Archived from groups: aus.computers,microsoft.public.win98.fat32,microsoft.public.windowsxp.general (More info?)

Please note that the recovery partition/drive must be equal to, or exceed,
the size necessary to store the recovered data.

--
Regards,

Richard Urban

If you knew as much as you thought you know,
You would realize that you don't know what you thought you knew!


"_RR" <_RR@nomail.org> wrote in message
news:ku8nc1dtn2ftk05s0518v3nbssaknbtgpd@4ax.com...
> On Wed, 6 Jul 2005 11:01:46 +1000, "Brian" <bgill36@yahoo.com> wrote:
>
>>Then there is Ontrack
>>EasyRecovery Professional.
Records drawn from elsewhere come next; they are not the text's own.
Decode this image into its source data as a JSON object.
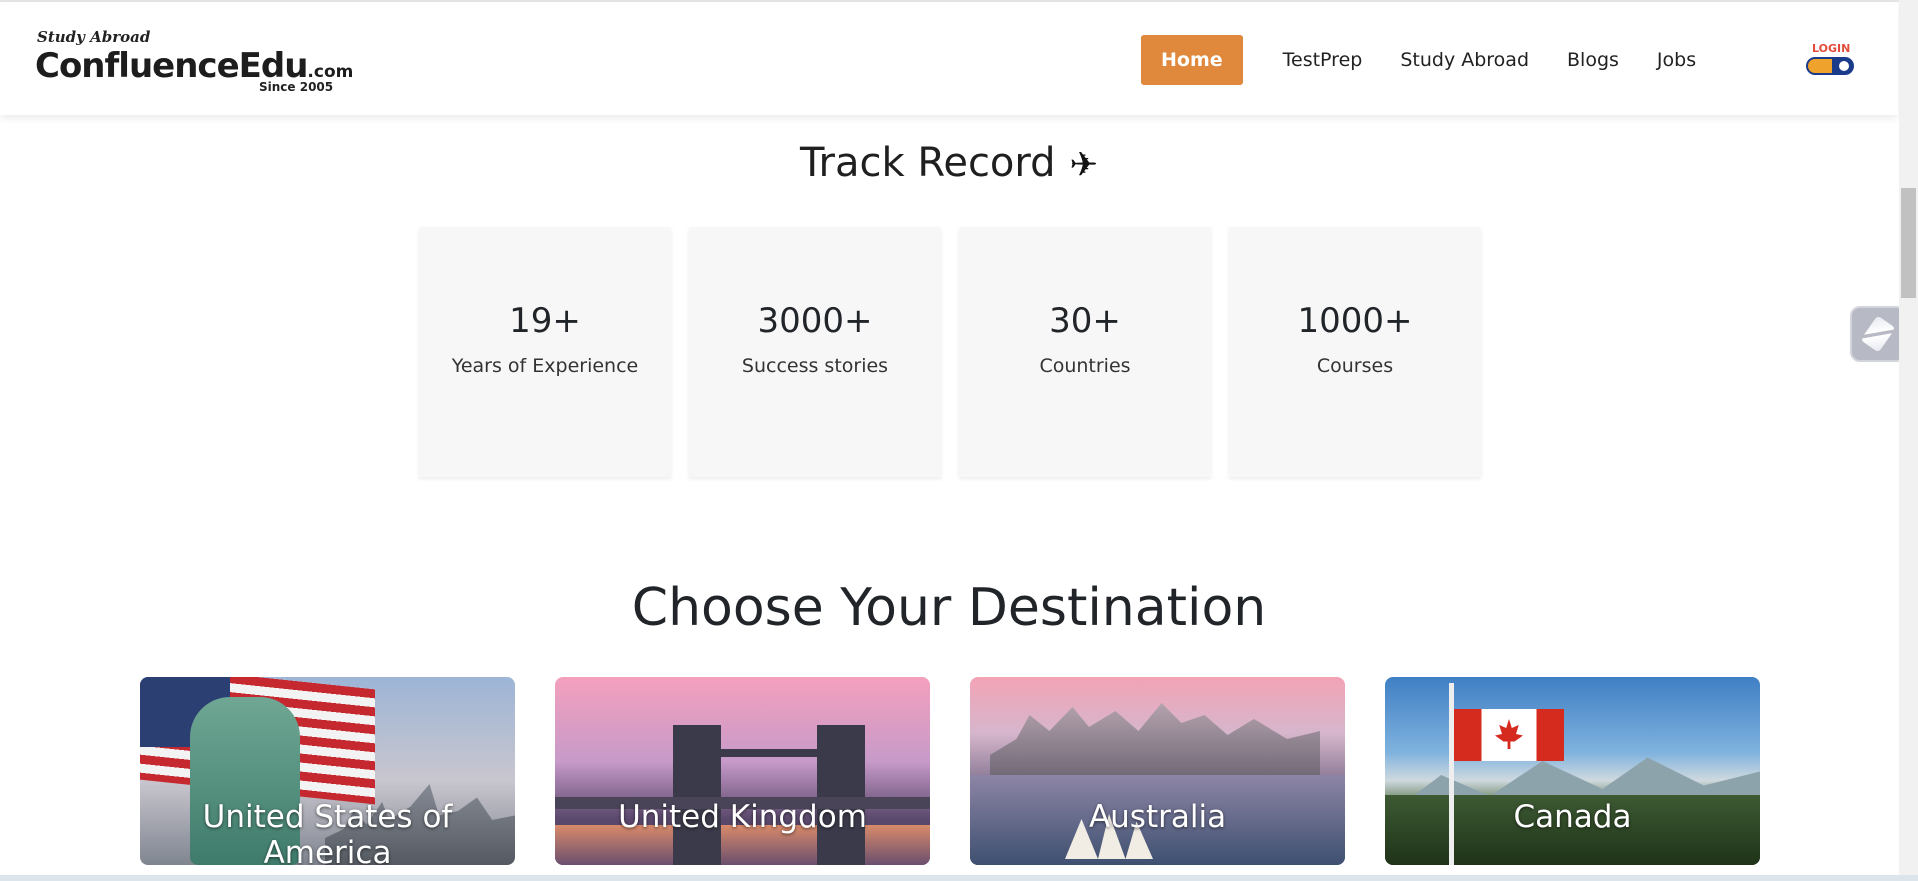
{
  "navbar": {
    "logo": {
      "tagline": "Study Abroad",
      "brand": "ConfluenceEdu",
      "domain": ".com",
      "since": "Since 2005"
    },
    "links": [
      {
        "label": "Home",
        "active": true
      },
      {
        "label": "TestPrep",
        "active": false
      },
      {
        "label": "Study Abroad",
        "active": false
      },
      {
        "label": "Blogs",
        "active": false
      },
      {
        "label": "Jobs",
        "active": false
      }
    ],
    "login": {
      "label": "LOGIN",
      "icon": "lock-toggle-icon"
    },
    "accent_color": "#e0893d"
  },
  "track_record": {
    "title": "Track Record",
    "title_icon": "airplane-icon",
    "stats": [
      {
        "value": "19+",
        "label": "Years of Experience"
      },
      {
        "value": "3000+",
        "label": "Success stories"
      },
      {
        "value": "30+",
        "label": "Countries"
      },
      {
        "value": "1000+",
        "label": "Courses"
      }
    ]
  },
  "destinations": {
    "title": "Choose Your Destination",
    "cards": [
      {
        "name": "United States of America",
        "image": "usa-statue-of-liberty-image"
      },
      {
        "name": "United Kingdom",
        "image": "uk-tower-bridge-image"
      },
      {
        "name": "Australia",
        "image": "australia-sydney-opera-house-image"
      },
      {
        "name": "Canada",
        "image": "canada-flag-mountains-image"
      }
    ]
  },
  "floating_widget": {
    "icon": "chat-widget-icon"
  }
}
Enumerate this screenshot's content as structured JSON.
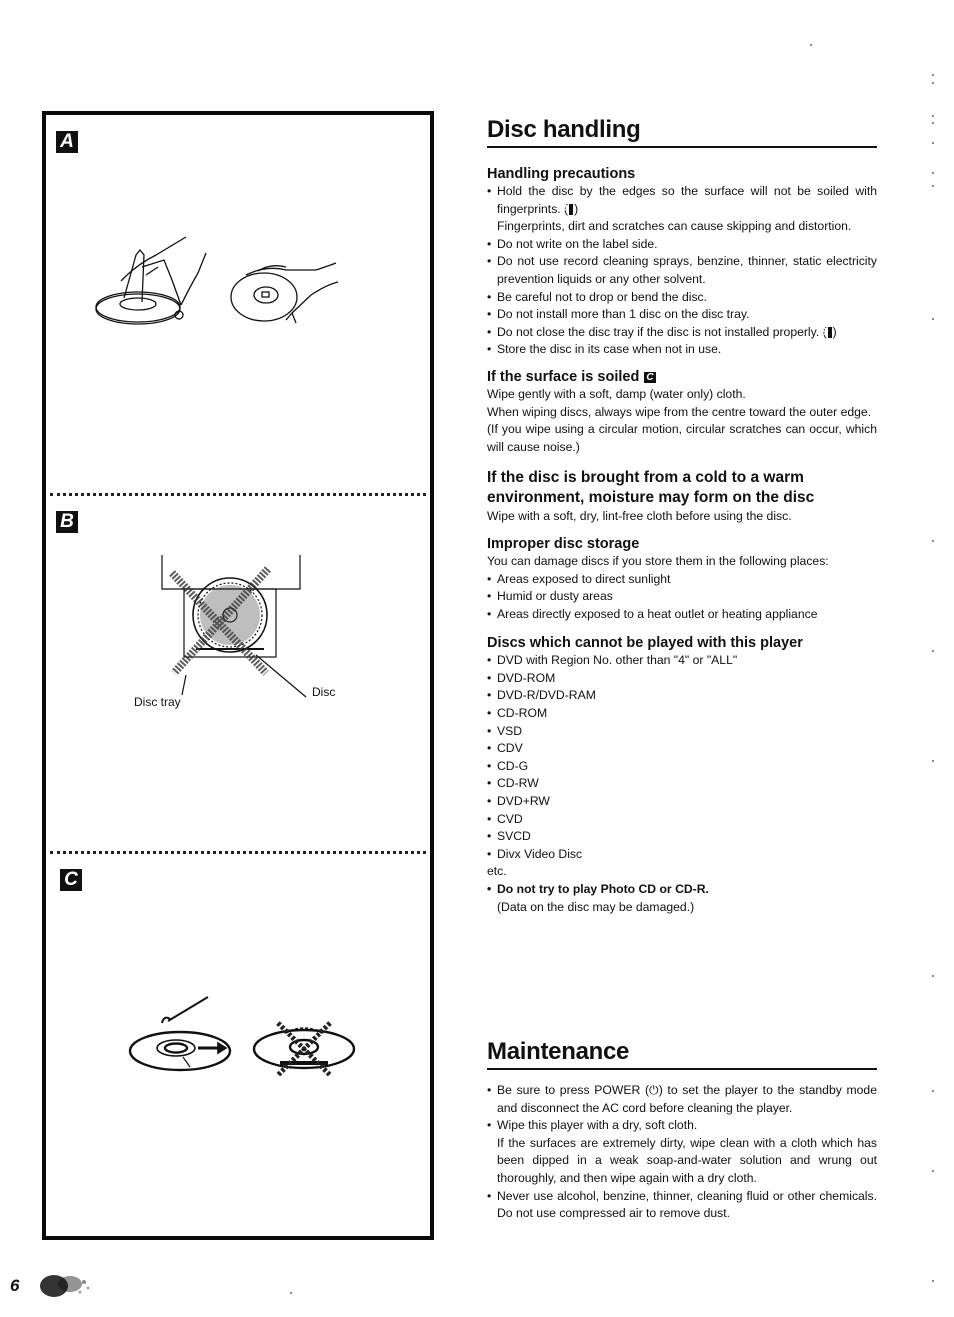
{
  "page_number": "6",
  "figures": {
    "A": {
      "badge": "A"
    },
    "B": {
      "badge": "B",
      "labels": {
        "disc_tray": "Disc tray",
        "disc": "Disc"
      }
    },
    "C": {
      "badge": "C"
    }
  },
  "disc_handling": {
    "title": "Disc handling",
    "handling_precautions": {
      "heading": "Handling precautions",
      "items": [
        {
          "text": "Hold the disc by the edges so the surface will not be soiled with fingerprints. (",
          "ref": "A",
          "after": ")",
          "note": "Fingerprints, dirt and scratches can cause skipping and distortion."
        },
        {
          "text": "Do not write on the label side."
        },
        {
          "text": "Do not use record cleaning sprays, benzine, thinner, static electricity prevention liquids or any other solvent."
        },
        {
          "text": "Be careful not to drop or bend the disc."
        },
        {
          "text": "Do not install more than 1 disc on the disc tray."
        },
        {
          "text": "Do not close the disc tray if the disc is not installed properly. (",
          "ref": "B",
          "after": ")"
        },
        {
          "text": "Store the disc in its case when not in use."
        }
      ]
    },
    "soiled": {
      "heading": "If the surface is soiled",
      "ref": "C",
      "lines": [
        "Wipe gently with a soft, damp (water only) cloth.",
        "When wiping discs, always wipe from the centre toward the outer edge.",
        "(If you wipe using a circular motion, circular scratches can occur, which will cause noise.)"
      ]
    },
    "moisture": {
      "heading": "If the disc is brought from a cold to a warm environment, moisture may form on the disc",
      "text": "Wipe with a soft, dry, lint-free cloth before using the disc."
    },
    "storage": {
      "heading": "Improper disc storage",
      "intro": "You can damage discs if you store them in the following places:",
      "items": [
        "Areas exposed to direct sunlight",
        "Humid or dusty areas",
        "Areas directly exposed to a heat outlet or heating appliance"
      ]
    },
    "cannot_play": {
      "heading": "Discs which cannot be played with this player",
      "items": [
        "DVD with Region No. other than \"4\" or \"ALL\"",
        "DVD-ROM",
        "DVD-R/DVD-RAM",
        "CD-ROM",
        "VSD",
        "CDV",
        "CD-G",
        "CD-RW",
        "DVD+RW",
        "CVD",
        "SVCD",
        "Divx Video Disc"
      ],
      "etc": "etc.",
      "warning": "Do not try to play Photo CD or CD-R.",
      "warning_note": "(Data on the disc may be damaged.)"
    }
  },
  "maintenance": {
    "title": "Maintenance",
    "items": [
      {
        "text": "Be sure to press POWER (⏻) to set the player to the standby mode and disconnect the AC cord before cleaning the player."
      },
      {
        "text": "Wipe this player with a dry, soft cloth.",
        "note": "If the surfaces are extremely dirty, wipe clean with a cloth which has been dipped in a weak soap-and-water solution and wrung out thoroughly, and then wipe again with a dry cloth."
      },
      {
        "text": "Never use alcohol, benzine, thinner, cleaning fluid or other chemicals. Do not use compressed air to remove dust."
      }
    ]
  }
}
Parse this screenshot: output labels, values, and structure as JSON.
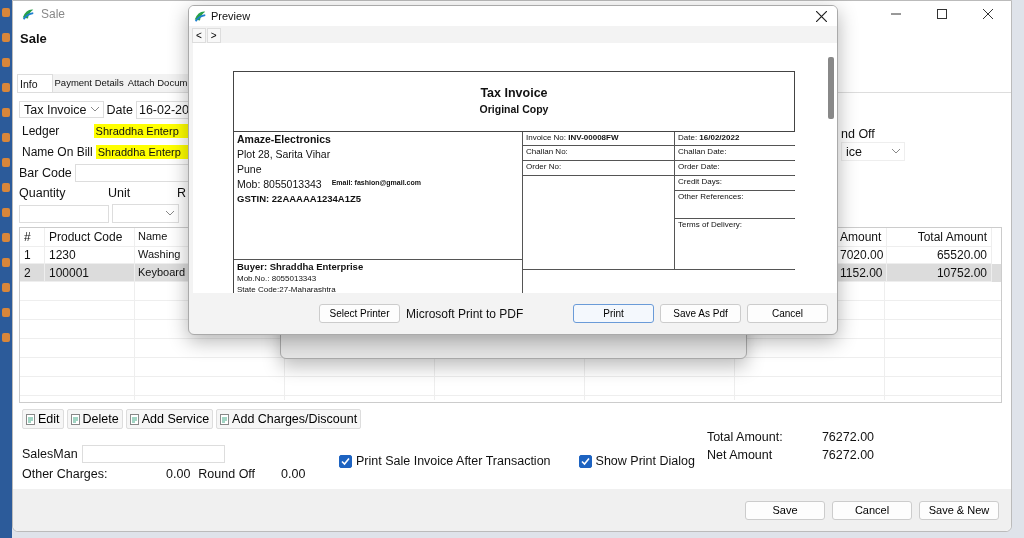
{
  "sale_window": {
    "title": "Sale",
    "heading": "Sale",
    "tabs": [
      {
        "label": "Info",
        "selected": true
      },
      {
        "label": "Payment Details",
        "selected": false
      },
      {
        "label": "Attach Docum",
        "selected": false
      }
    ],
    "voucher_type": "Tax Invoice",
    "date_label": "Date",
    "date_value": "16-02-20",
    "ledger_label": "Ledger",
    "ledger_value": "Shraddha Enterp",
    "name_on_bill_label": "Name On Bill",
    "name_on_bill_value": "Shraddha Enterp",
    "bar_code_label": "Bar Code",
    "quantity_label": "Quantity",
    "unit_label": "Unit",
    "column_3_label": "R",
    "round_off_label": "nd Off",
    "round_off_dropdown": "ice",
    "table": {
      "columns": [
        "#",
        "Product Code",
        "Name",
        "Amount",
        "Total Amount"
      ],
      "rows": [
        {
          "cells": [
            "1",
            "1230",
            "Washing",
            "7020.00",
            "65520.00"
          ],
          "selected": false
        },
        {
          "cells": [
            "2",
            "100001",
            "Keyboard",
            "1152.00",
            "10752.00"
          ],
          "selected": true
        }
      ]
    },
    "item_buttons": [
      "Edit",
      "Delete",
      "Add Service",
      "Add Charges/Discount"
    ],
    "salesman_label": "SalesMan",
    "other_charges_label": "Other Charges:",
    "other_charges_value": "0.00",
    "round_off_value_label": "Round Off",
    "round_off_value": "0.00",
    "checkboxes": [
      {
        "label": "Print Sale Invoice After Transaction",
        "checked": true
      },
      {
        "label": "Show Print Dialog",
        "checked": true
      }
    ],
    "totals": [
      {
        "label": "Total Amount:",
        "value": "76272.00"
      },
      {
        "label": "Net Amount",
        "value": "76272.00"
      }
    ],
    "footer_buttons": [
      "Save",
      "Cancel",
      "Save & New"
    ]
  },
  "preview_dialog": {
    "title": "Preview",
    "nav_buttons": [
      "<",
      ">"
    ],
    "document": {
      "title": "Tax Invoice",
      "subtitle": "Original Copy",
      "seller": {
        "name": "Amaze-Electronics",
        "address": [
          "Plot 28, Sarita Vihar",
          "Pune"
        ],
        "mobile": "Mob: 8055013343",
        "email": "Email: fashion@gmail.com",
        "gstin": "GSTIN: 22AAAAA1234A1Z5"
      },
      "buyer": {
        "name": "Buyer: Shraddha Enterprise",
        "mobile": "Mob.No.: 8055013343",
        "state": "State Code:27-Maharashtra"
      },
      "fields": [
        "Invoice No: **INV-00008FW**",
        "Date: **16/02/2022**",
        "Challan No:",
        "Challan Date:",
        "Order No:",
        "Order Date:"
      ],
      "right_fields": [
        "Credit Days:",
        "Other References:",
        "Terms of Delivery:"
      ]
    },
    "select_printer_button": "Select Printer",
    "printer_name": "Microsoft Print to PDF",
    "buttons": [
      {
        "label": "Print",
        "default": true
      },
      {
        "label": "Save As Pdf",
        "default": false
      },
      {
        "label": "Cancel",
        "default": false
      }
    ]
  }
}
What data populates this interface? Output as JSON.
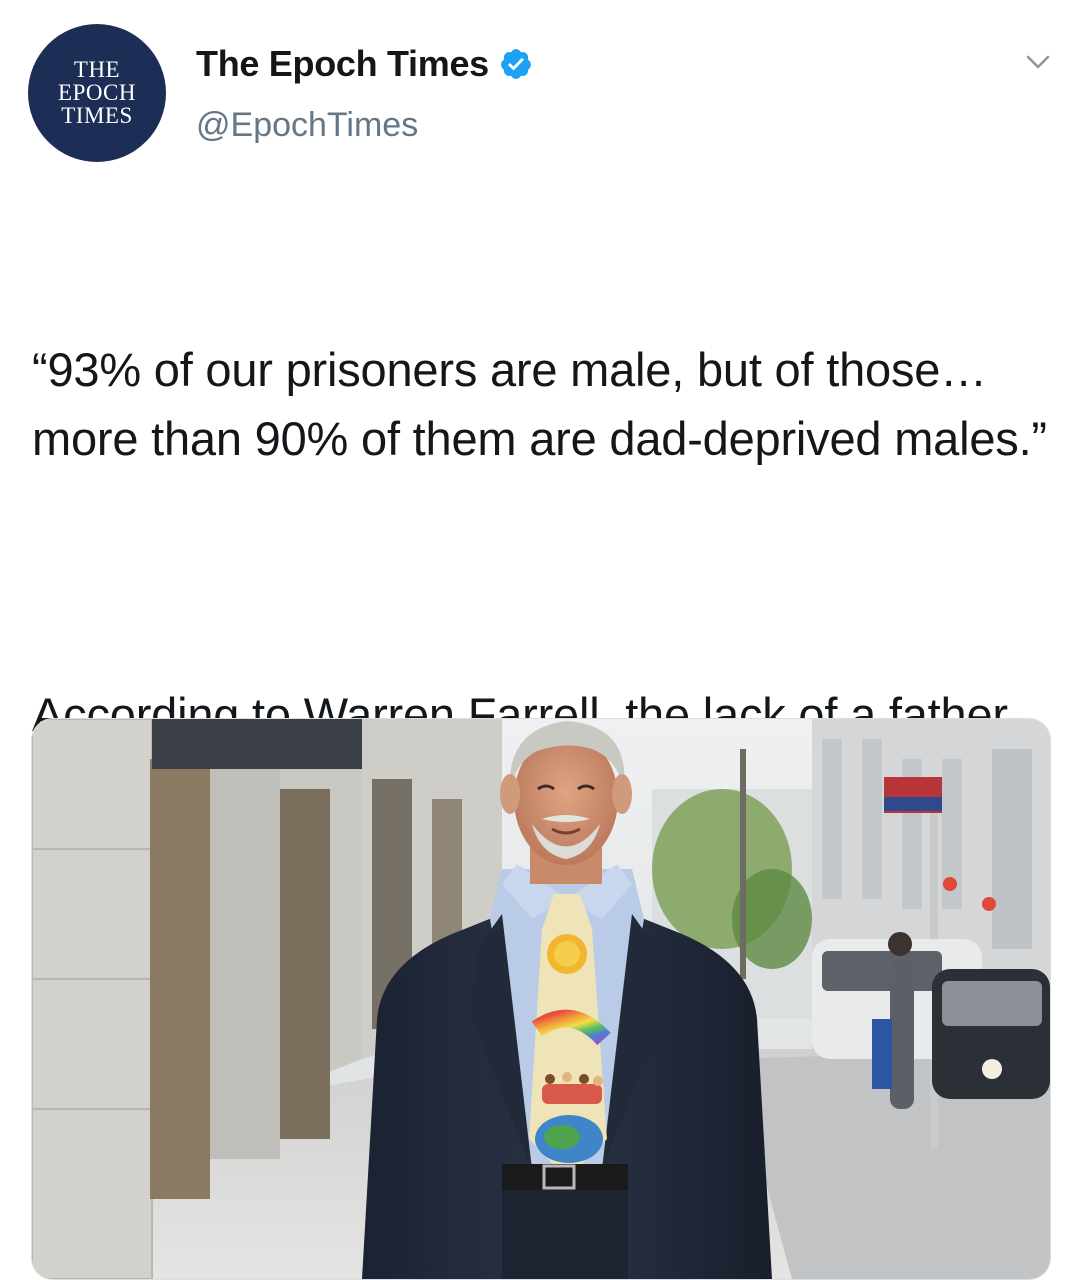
{
  "tweet": {
    "avatar": {
      "logo_text": "THE\nEPOCH\nTIMES",
      "background": "#1c2e55"
    },
    "author": {
      "display_name": "The Epoch Times",
      "handle": "@EpochTimes",
      "verified": true,
      "verified_icon": "verified-badge-icon",
      "verified_color": "#1da1f2"
    },
    "menu_icon": "chevron-down-icon",
    "text": {
      "paragraph_1": "“93% of our prisoners are male, but of those…more than 90% of them are dad-deprived males.”",
      "paragraph_2": "According to Warren Farrell, the lack of a father figure in the home is the greatest predictor of what he calls “the boy crisis.”"
    },
    "media": {
      "kind": "photo"
    }
  },
  "colors": {
    "text": "#14171a",
    "secondary_text": "#657786",
    "background": "#ffffff"
  }
}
I have personally used it. In my opinion it is
>>one of the best for mass recovery of deleted files and directories.
>>
>>Brian
>
> I'm not a big fan of OnTrack, but their ERP program is effective, if
> not intuitive. I've used a few different recovery programs with
> clients' machines, and ontrack has done as well as any.
>
> The key, of course, is not letting ANYTHING touch that partition
> before the recovery starts. This includes chkdsk or any other program
> that will write data.
>
> Have a problem with a drive with crucial data on it? Power it down
> right away and think a while about how to solve it. Avoiding that
> initial desperate impulse may save your data.
>
> If you turn ERP or another data recovery program loose, keep in mind
> that it needs a separate partition to write to. It is not going to
> write your data back to the damaged partition.
>
>
July 7, 2005 1:57:21 PM

Archived from groups: aus.computers,microsoft.public.win98.fat32,microsoft.public.windowsxp.general (More info?)

"_RR" <_RR@nomail.org> wrote in message
news:ku8nc1dtn2ftk05s0518v3nbssaknbtgpd@4ax.com...
> On Wed, 6 Jul 2005 11:01:46 +1000, "Brian" <bgill36@yahoo.com> wrote:
>
>>Then there is Ontrack
>>EasyRecovery Professional. I have personally used it. In my opinion it is
>>one of the best for mass recovery of deleted files and directories.
>>
>>Brian
>
> I'm not a big fan of OnTrack, but their ERP program is effective, if
> not intuitive. I've used a few different recovery programs with
> clients' machines, and ontrack has done as well as any.
>
> The key, of course, is not letting ANYTHING touch that partition
> before the recovery starts. This includes chkdsk or any other program
> that will write data.
>
> Have a problem with a drive with crucial data on it? Power it down
> right away and think a while about how to solve it. Avoiding that
> initial desperate impulse may save your data.
>
> If you turn ERP or another data recovery program loose, keep in mind
> that it needs a separate partition to write to. It is not going to
> write your data back to the damaged partition.
>
>
A simple solution to that is to format the partition first. Then use
Runtime's GetDataBack for NTFS or Fat32 to retrieve the contents of the
drive. I have done this many of times with great success. As long as the
hard drive is seen in the bios this software will retrieve the data stored
on the disk.
!